COLUMBUS, Ohio (AP) — The state’s painkiller abuse epidemic is thwarting efforts to reduce the inmate population through changes to sentencing laws, the Ohio prisons director said Tuesday during budget testimony.
Judges trying to keep low-level offenders out of prison are forced to take action after seeing an offender relapse several times, the prisons official, Gary Mohr, told the Senate Finance Committee.
“They kept coming back, and at some point in time, judges said, ‘I have to vacate this probation and send you to prison,’” Mohr said.
The Department of Rehabilitation and Correction is asking lawmakers for an extra $14 million this year and $40 million next year to reopen closed units at two prison, take steps to address violence at the Toledo Correctional Institution, add parole officers because of the growing population and boost medical and mental health staffing.
Of that, $4.2 million this year and $8.5 million next year would pay for an additional 400 beds statewide in halfway houses and local corrections facilities to keep people close to home and out of prison.
Ohio currently has 50,250 inmates, 2,500 more than estimates from a 2011 law meant to reduce the inmate population, Mohr said.
The state has too many low-level offenders, with 42 percent of inmates serving less than a year and nearly one in every four inmates being “truly nonviolent” prisoners, he said.
“Many of these offenders could be more effectively punished in a community setting, thereby remaining employed, paying taxes, and supporting their families, as opposed to sending them to prison at a cost of nearly $23,000 a year,” Mohr said.
There’s reason for optimism in Ohio’s big cities as prison alternatives like halfway houses are working, with the need for such programs highest in rural areas, he said.
The most recent state data says 680 people died of heroin overdoses in 2012, up from 426 deaths in 2011, a 60 percent increase.

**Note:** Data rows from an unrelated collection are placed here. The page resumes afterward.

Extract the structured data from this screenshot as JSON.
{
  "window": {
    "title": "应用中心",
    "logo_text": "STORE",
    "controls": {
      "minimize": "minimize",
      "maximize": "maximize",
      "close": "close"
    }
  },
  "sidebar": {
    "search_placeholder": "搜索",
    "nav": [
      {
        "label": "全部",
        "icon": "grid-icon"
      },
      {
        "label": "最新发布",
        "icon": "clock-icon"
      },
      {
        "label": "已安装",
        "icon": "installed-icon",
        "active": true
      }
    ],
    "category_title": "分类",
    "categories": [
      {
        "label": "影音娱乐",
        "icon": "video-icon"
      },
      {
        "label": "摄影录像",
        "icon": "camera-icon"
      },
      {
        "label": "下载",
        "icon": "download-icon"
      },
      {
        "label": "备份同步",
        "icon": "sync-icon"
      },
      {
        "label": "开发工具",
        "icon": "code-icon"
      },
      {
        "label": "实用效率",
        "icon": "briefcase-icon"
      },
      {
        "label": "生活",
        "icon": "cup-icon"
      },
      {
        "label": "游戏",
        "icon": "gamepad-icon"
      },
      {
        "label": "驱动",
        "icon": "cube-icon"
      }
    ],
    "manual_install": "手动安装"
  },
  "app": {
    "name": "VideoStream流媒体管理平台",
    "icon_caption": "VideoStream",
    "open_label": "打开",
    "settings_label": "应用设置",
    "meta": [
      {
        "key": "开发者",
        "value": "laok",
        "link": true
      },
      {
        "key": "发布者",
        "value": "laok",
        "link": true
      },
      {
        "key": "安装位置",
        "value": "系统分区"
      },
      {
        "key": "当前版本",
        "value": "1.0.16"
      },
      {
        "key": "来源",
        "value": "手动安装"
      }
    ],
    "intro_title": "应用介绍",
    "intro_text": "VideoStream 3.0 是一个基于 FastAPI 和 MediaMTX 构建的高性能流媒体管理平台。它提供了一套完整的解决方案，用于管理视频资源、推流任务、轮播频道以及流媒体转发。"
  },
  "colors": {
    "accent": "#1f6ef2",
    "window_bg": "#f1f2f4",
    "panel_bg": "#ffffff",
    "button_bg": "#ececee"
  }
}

The heroin increase also drove the overall number of fatal drug overdoses to a record of 1,272 deaths in 2012, up from 1,154 the previous year.
A provision in the 2011 sentencing law tied judges’ hands when it came to imprisoning first-time low-level offenders, and that alone would not have reduced the population that much, said Mark Schweikert, director of the Ohio Judicial Conference. But he said there’s no question the painkiller and heroin epidemic is countering the intentions of the law.
“In some cases, it’s an attempt to save a person’s life,” Schweikert said of sentences imposed by judges. “They continue to use and the only way they can keep the person drug-free for a considerable period of time is send them to prison.”